- WHAT YOU HAVE TO DO:
Take every line from the records below that includes the word "celstructuur".

- RECORDS FOR THE EXERCISE:
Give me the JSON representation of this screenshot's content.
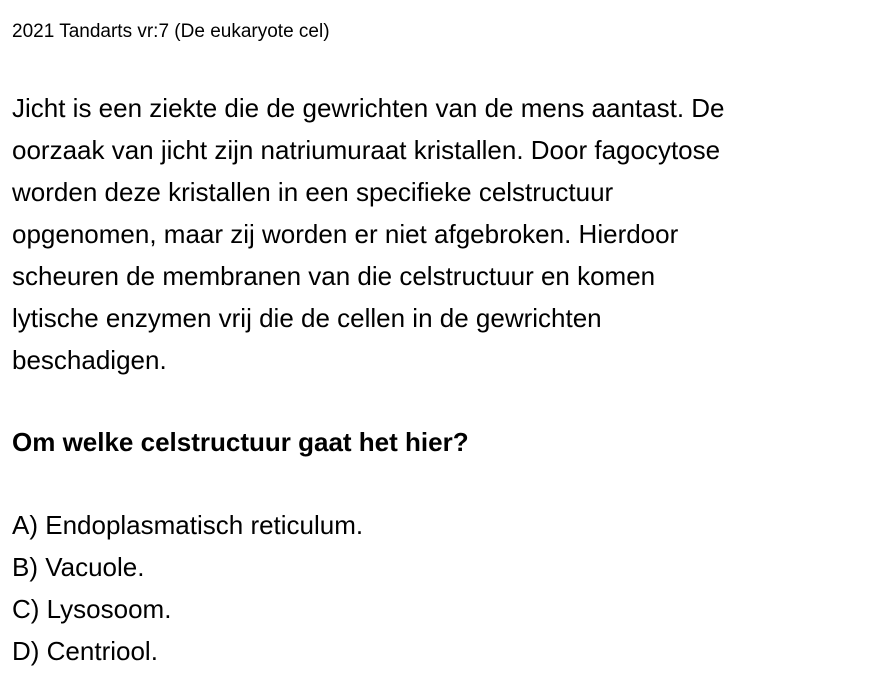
{
  "header": "2021 Tandarts vr:7 (De eukaryote cel)",
  "passage": [
    "Jicht is een ziekte die de gewrichten van de mens aantast. De",
    "oorzaak van jicht zijn natriumuraat kristallen. Door fagocytose",
    "worden deze kristallen in een specifieke celstructuur",
    "opgenomen, maar zij worden er niet afgebroken. Hierdoor",
    "scheuren de membranen van die celstructuur en komen",
    "lytische enzymen vrij die de cellen in de gewrichten",
    "beschadigen."
  ],
  "question": "Om welke celstructuur gaat het hier?",
  "options": [
    "A) Endoplasmatisch reticulum.",
    "B) Vacuole.",
    "C) Lysosoom.",
    "D) Centriool."
  ]
}
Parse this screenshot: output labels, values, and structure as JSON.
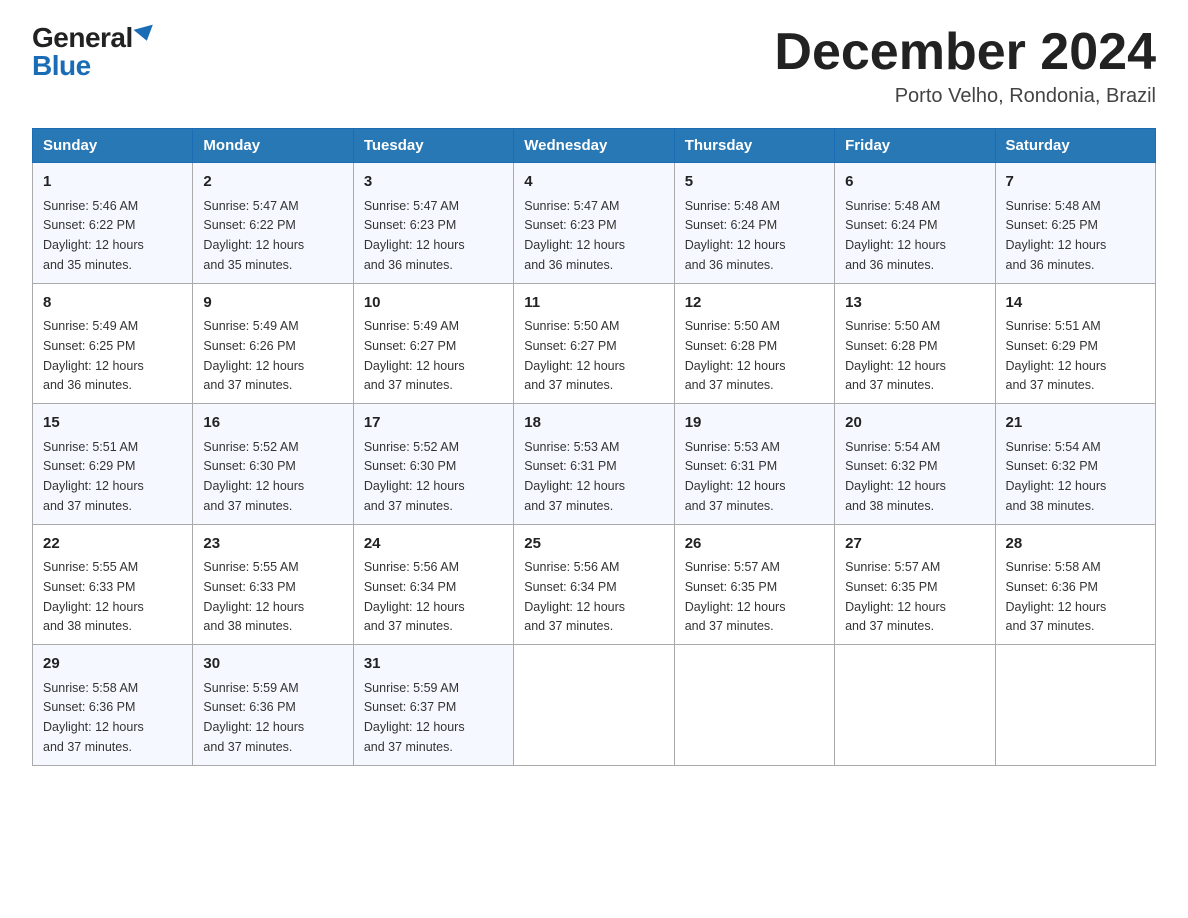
{
  "logo": {
    "general": "General",
    "blue": "Blue"
  },
  "header": {
    "title": "December 2024",
    "location": "Porto Velho, Rondonia, Brazil"
  },
  "weekdays": [
    "Sunday",
    "Monday",
    "Tuesday",
    "Wednesday",
    "Thursday",
    "Friday",
    "Saturday"
  ],
  "weeks": [
    [
      {
        "day": "1",
        "sunrise": "5:46 AM",
        "sunset": "6:22 PM",
        "daylight": "12 hours and 35 minutes."
      },
      {
        "day": "2",
        "sunrise": "5:47 AM",
        "sunset": "6:22 PM",
        "daylight": "12 hours and 35 minutes."
      },
      {
        "day": "3",
        "sunrise": "5:47 AM",
        "sunset": "6:23 PM",
        "daylight": "12 hours and 36 minutes."
      },
      {
        "day": "4",
        "sunrise": "5:47 AM",
        "sunset": "6:23 PM",
        "daylight": "12 hours and 36 minutes."
      },
      {
        "day": "5",
        "sunrise": "5:48 AM",
        "sunset": "6:24 PM",
        "daylight": "12 hours and 36 minutes."
      },
      {
        "day": "6",
        "sunrise": "5:48 AM",
        "sunset": "6:24 PM",
        "daylight": "12 hours and 36 minutes."
      },
      {
        "day": "7",
        "sunrise": "5:48 AM",
        "sunset": "6:25 PM",
        "daylight": "12 hours and 36 minutes."
      }
    ],
    [
      {
        "day": "8",
        "sunrise": "5:49 AM",
        "sunset": "6:25 PM",
        "daylight": "12 hours and 36 minutes."
      },
      {
        "day": "9",
        "sunrise": "5:49 AM",
        "sunset": "6:26 PM",
        "daylight": "12 hours and 37 minutes."
      },
      {
        "day": "10",
        "sunrise": "5:49 AM",
        "sunset": "6:27 PM",
        "daylight": "12 hours and 37 minutes."
      },
      {
        "day": "11",
        "sunrise": "5:50 AM",
        "sunset": "6:27 PM",
        "daylight": "12 hours and 37 minutes."
      },
      {
        "day": "12",
        "sunrise": "5:50 AM",
        "sunset": "6:28 PM",
        "daylight": "12 hours and 37 minutes."
      },
      {
        "day": "13",
        "sunrise": "5:50 AM",
        "sunset": "6:28 PM",
        "daylight": "12 hours and 37 minutes."
      },
      {
        "day": "14",
        "sunrise": "5:51 AM",
        "sunset": "6:29 PM",
        "daylight": "12 hours and 37 minutes."
      }
    ],
    [
      {
        "day": "15",
        "sunrise": "5:51 AM",
        "sunset": "6:29 PM",
        "daylight": "12 hours and 37 minutes."
      },
      {
        "day": "16",
        "sunrise": "5:52 AM",
        "sunset": "6:30 PM",
        "daylight": "12 hours and 37 minutes."
      },
      {
        "day": "17",
        "sunrise": "5:52 AM",
        "sunset": "6:30 PM",
        "daylight": "12 hours and 37 minutes."
      },
      {
        "day": "18",
        "sunrise": "5:53 AM",
        "sunset": "6:31 PM",
        "daylight": "12 hours and 37 minutes."
      },
      {
        "day": "19",
        "sunrise": "5:53 AM",
        "sunset": "6:31 PM",
        "daylight": "12 hours and 37 minutes."
      },
      {
        "day": "20",
        "sunrise": "5:54 AM",
        "sunset": "6:32 PM",
        "daylight": "12 hours and 38 minutes."
      },
      {
        "day": "21",
        "sunrise": "5:54 AM",
        "sunset": "6:32 PM",
        "daylight": "12 hours and 38 minutes."
      }
    ],
    [
      {
        "day": "22",
        "sunrise": "5:55 AM",
        "sunset": "6:33 PM",
        "daylight": "12 hours and 38 minutes."
      },
      {
        "day": "23",
        "sunrise": "5:55 AM",
        "sunset": "6:33 PM",
        "daylight": "12 hours and 38 minutes."
      },
      {
        "day": "24",
        "sunrise": "5:56 AM",
        "sunset": "6:34 PM",
        "daylight": "12 hours and 37 minutes."
      },
      {
        "day": "25",
        "sunrise": "5:56 AM",
        "sunset": "6:34 PM",
        "daylight": "12 hours and 37 minutes."
      },
      {
        "day": "26",
        "sunrise": "5:57 AM",
        "sunset": "6:35 PM",
        "daylight": "12 hours and 37 minutes."
      },
      {
        "day": "27",
        "sunrise": "5:57 AM",
        "sunset": "6:35 PM",
        "daylight": "12 hours and 37 minutes."
      },
      {
        "day": "28",
        "sunrise": "5:58 AM",
        "sunset": "6:36 PM",
        "daylight": "12 hours and 37 minutes."
      }
    ],
    [
      {
        "day": "29",
        "sunrise": "5:58 AM",
        "sunset": "6:36 PM",
        "daylight": "12 hours and 37 minutes."
      },
      {
        "day": "30",
        "sunrise": "5:59 AM",
        "sunset": "6:36 PM",
        "daylight": "12 hours and 37 minutes."
      },
      {
        "day": "31",
        "sunrise": "5:59 AM",
        "sunset": "6:37 PM",
        "daylight": "12 hours and 37 minutes."
      },
      null,
      null,
      null,
      null
    ]
  ],
  "labels": {
    "sunrise": "Sunrise:",
    "sunset": "Sunset:",
    "daylight": "Daylight:"
  }
}
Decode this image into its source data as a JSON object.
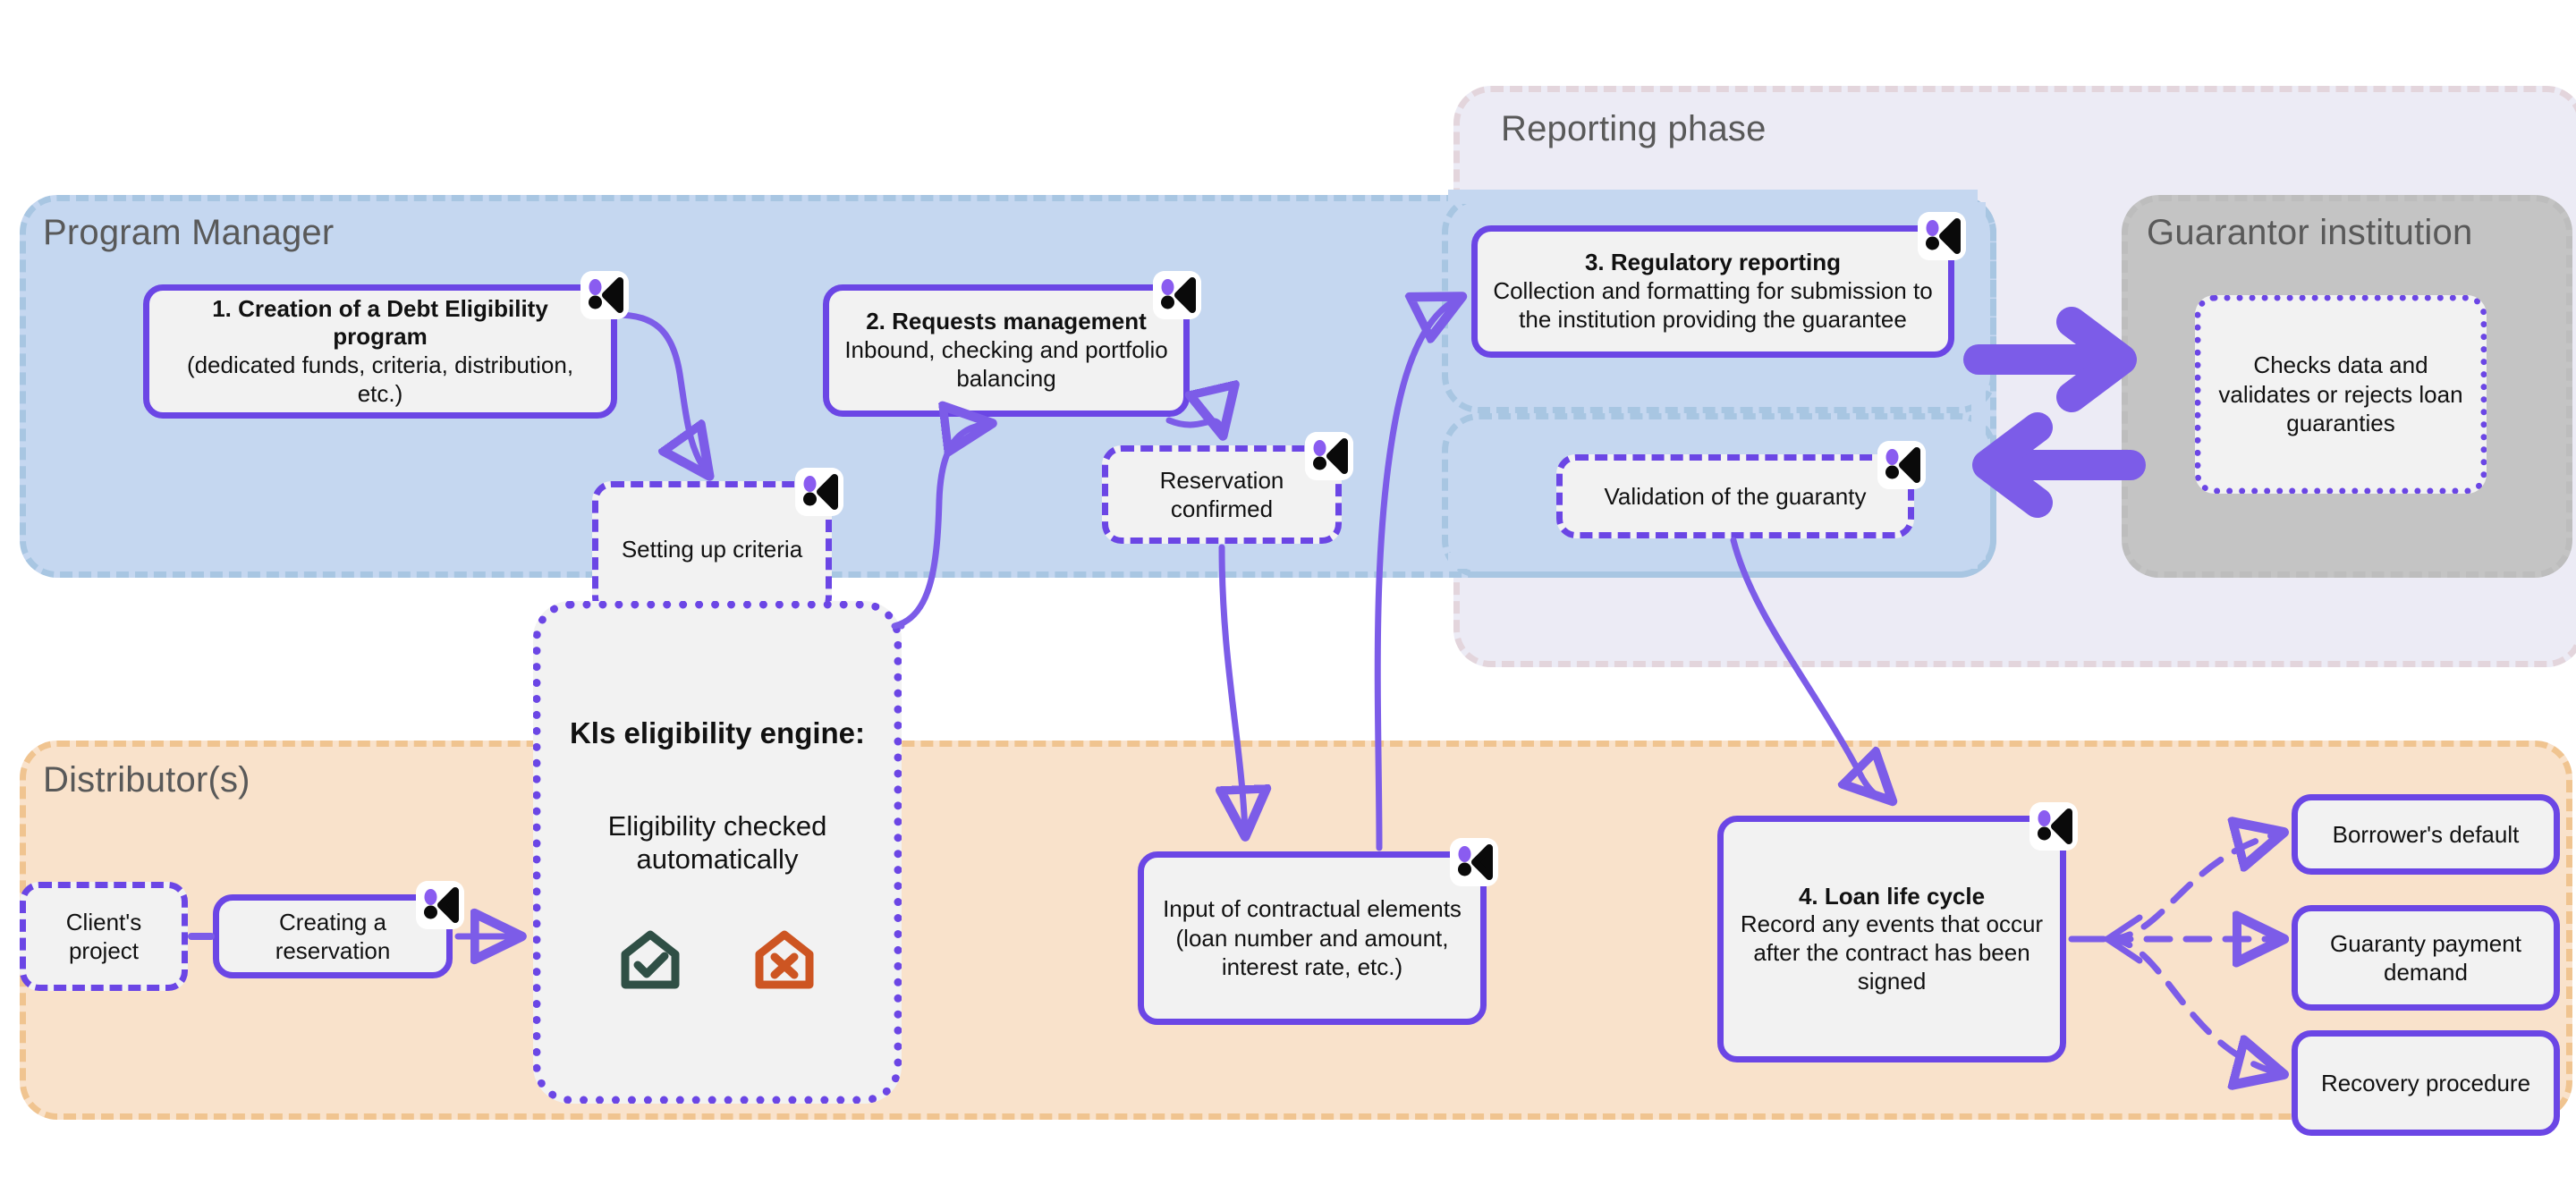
{
  "lanes": {
    "reporting": {
      "title": "Reporting phase",
      "fill": "#ecebf5",
      "stroke": "#e3d5dc"
    },
    "program": {
      "title": "Program Manager",
      "fill": "#c5d7f0",
      "stroke": "#a8c6e2"
    },
    "guarantor": {
      "title": "Guarantor institution",
      "fill": "#c4c4c4",
      "stroke": "#bdbdbd"
    },
    "distributor": {
      "title": "Distributor(s)",
      "fill": "#f9e2cb",
      "stroke": "#f0c490"
    }
  },
  "nodes": {
    "creation": {
      "title": "1. Creation of a Debt Eligibility program",
      "subtitle": "(dedicated funds, criteria, distribution, etc.)"
    },
    "requests": {
      "title": "2. Requests management",
      "subtitle": "Inbound, checking and portfolio balancing"
    },
    "regulatory": {
      "title": "3. Regulatory reporting",
      "subtitle": "Collection and formatting for submission to the institution providing the guarantee"
    },
    "loan_cycle": {
      "title": "4. Loan life cycle",
      "subtitle": "Record any events that occur after the contract has been signed"
    },
    "setting_criteria": {
      "label": "Setting up criteria"
    },
    "reservation_confirmed": {
      "label": "Reservation confirmed"
    },
    "validation_guaranty": {
      "label": "Validation of the guaranty"
    },
    "guarantor_check": {
      "label": "Checks data and validates or rejects loan guaranties"
    },
    "client_project": {
      "label": "Client's project"
    },
    "creating_reservation": {
      "label": "Creating a reservation"
    },
    "contractual_input": {
      "label": "Input of contractual elements (loan number and amount, interest rate, etc.)"
    },
    "borrower_default": {
      "label": "Borrower's default"
    },
    "guaranty_payment_demand": {
      "label": "Guaranty payment demand"
    },
    "recovery_procedure": {
      "label": "Recovery procedure"
    }
  },
  "engine": {
    "title": "Kls eligibility engine:",
    "subtitle": "Eligibility checked automatically",
    "icons": [
      {
        "name": "house-check-icon",
        "color": "#2f4f45"
      },
      {
        "name": "house-cross-icon",
        "color": "#cd5522"
      }
    ]
  },
  "badge": {
    "name": "kls-logo-badge",
    "dot_purple": "#8a5cf0",
    "dot_black": "#0a0a0a"
  },
  "colors": {
    "accent_purple": "#6b46e5",
    "arrow_purple": "#7c5ce8",
    "node_fill": "#f2f2f2",
    "text": "#111111",
    "lane_title": "#595959"
  }
}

- ANSWER:
    "worden deze kristallen in een specifieke celstructuur",
    "scheuren de membranen van die celstructuur en komen",
  "question": "Om welke celstructuur gaat het hier?",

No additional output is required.